Netflix honcho Reed Hastings became mighty upset when it was revealed that Comcast's Xfinity TV app for Xbox 360 doesn't count against subscribers' Internet bandwidth cap, and he took to the Net to voice his displeasure with a barrage of Tweets, comments, and diatribes. Apparently, someone listened to his ranting: a new report claims that the Justice Department is quizzing streaming media companies and cable providers alike to determine if the cable companies, who also control Internet access for many, are "acting improperly" to reduce the threat of Netflix and co.
The Wall Street Journal's sources
say that the DoJ has already spoken with Hulu, Netflix, Comcast and Time Warner about data caps imposed by cable providers. According to the sources, the DoJ is also asking whether or not requiring a user to be a paid cable subscriber in order to access streaming content -- such as the Xbox's ESPN app or Fox's streaming show delay -- is an acceptable practice, or an artificial, inappropriate barrier being put up by cable companies and content providers to bolster the lagging television business.

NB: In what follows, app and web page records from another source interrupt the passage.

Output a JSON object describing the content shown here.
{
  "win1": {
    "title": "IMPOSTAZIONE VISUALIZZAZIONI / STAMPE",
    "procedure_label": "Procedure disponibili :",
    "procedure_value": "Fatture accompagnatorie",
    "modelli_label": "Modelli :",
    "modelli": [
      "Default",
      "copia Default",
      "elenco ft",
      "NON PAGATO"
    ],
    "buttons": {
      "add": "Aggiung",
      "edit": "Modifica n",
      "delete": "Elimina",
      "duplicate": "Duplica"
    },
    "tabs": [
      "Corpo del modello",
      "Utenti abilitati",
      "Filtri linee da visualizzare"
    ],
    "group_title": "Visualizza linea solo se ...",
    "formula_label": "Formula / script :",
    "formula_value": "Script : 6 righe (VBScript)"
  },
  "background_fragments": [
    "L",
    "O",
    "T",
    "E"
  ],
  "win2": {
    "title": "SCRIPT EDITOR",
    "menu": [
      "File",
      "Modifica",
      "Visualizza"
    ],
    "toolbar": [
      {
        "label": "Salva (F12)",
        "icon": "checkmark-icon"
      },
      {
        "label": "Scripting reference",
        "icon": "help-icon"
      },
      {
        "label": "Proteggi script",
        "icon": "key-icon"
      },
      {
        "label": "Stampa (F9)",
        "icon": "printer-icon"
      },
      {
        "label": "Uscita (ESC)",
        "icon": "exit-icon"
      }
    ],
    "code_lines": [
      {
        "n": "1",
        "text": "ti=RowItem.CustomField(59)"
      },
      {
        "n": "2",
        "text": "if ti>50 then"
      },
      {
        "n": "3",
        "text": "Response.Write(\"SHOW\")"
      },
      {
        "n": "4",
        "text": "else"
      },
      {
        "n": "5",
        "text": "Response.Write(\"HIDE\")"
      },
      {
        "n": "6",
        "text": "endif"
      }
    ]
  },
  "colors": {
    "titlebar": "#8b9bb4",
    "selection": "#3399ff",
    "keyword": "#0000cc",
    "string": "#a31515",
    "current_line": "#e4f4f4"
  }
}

Apparently, several channels have "Most favored nation" clauses in their contracts with cable providers, which basically ensure they'll always be paid as much as the top-dollar contract in the industry. If another channel signs a bigger deal, channels with a MFN clause receive a similar pay bump. The Justice Department is said to be looking into these types of deals, as well; remember, MFN clauses are what landed Apple and the U.S. book publishers in legal hot waters a few months back.
Comcast itself is also reportedly under a direct microscope, as the DoJ is said to be pondering whether the company's no-limit Xfinity TV app is a violation of the agreement it made when merging with NBC Universal. As part of that deal, Comcast agreed not to give its Net traffic any special priority over other companies' traffic. For its part, Comcast says the Xfinity TV App traffic never touches the public web and instead travels solely on Comcast's private pipes.
For better or worse, it looks like the Justice Department is getting sick of old media flexing its muscle to keep new media down. Do you think cable ISPs are up to no-good, or is this much ado about nothing?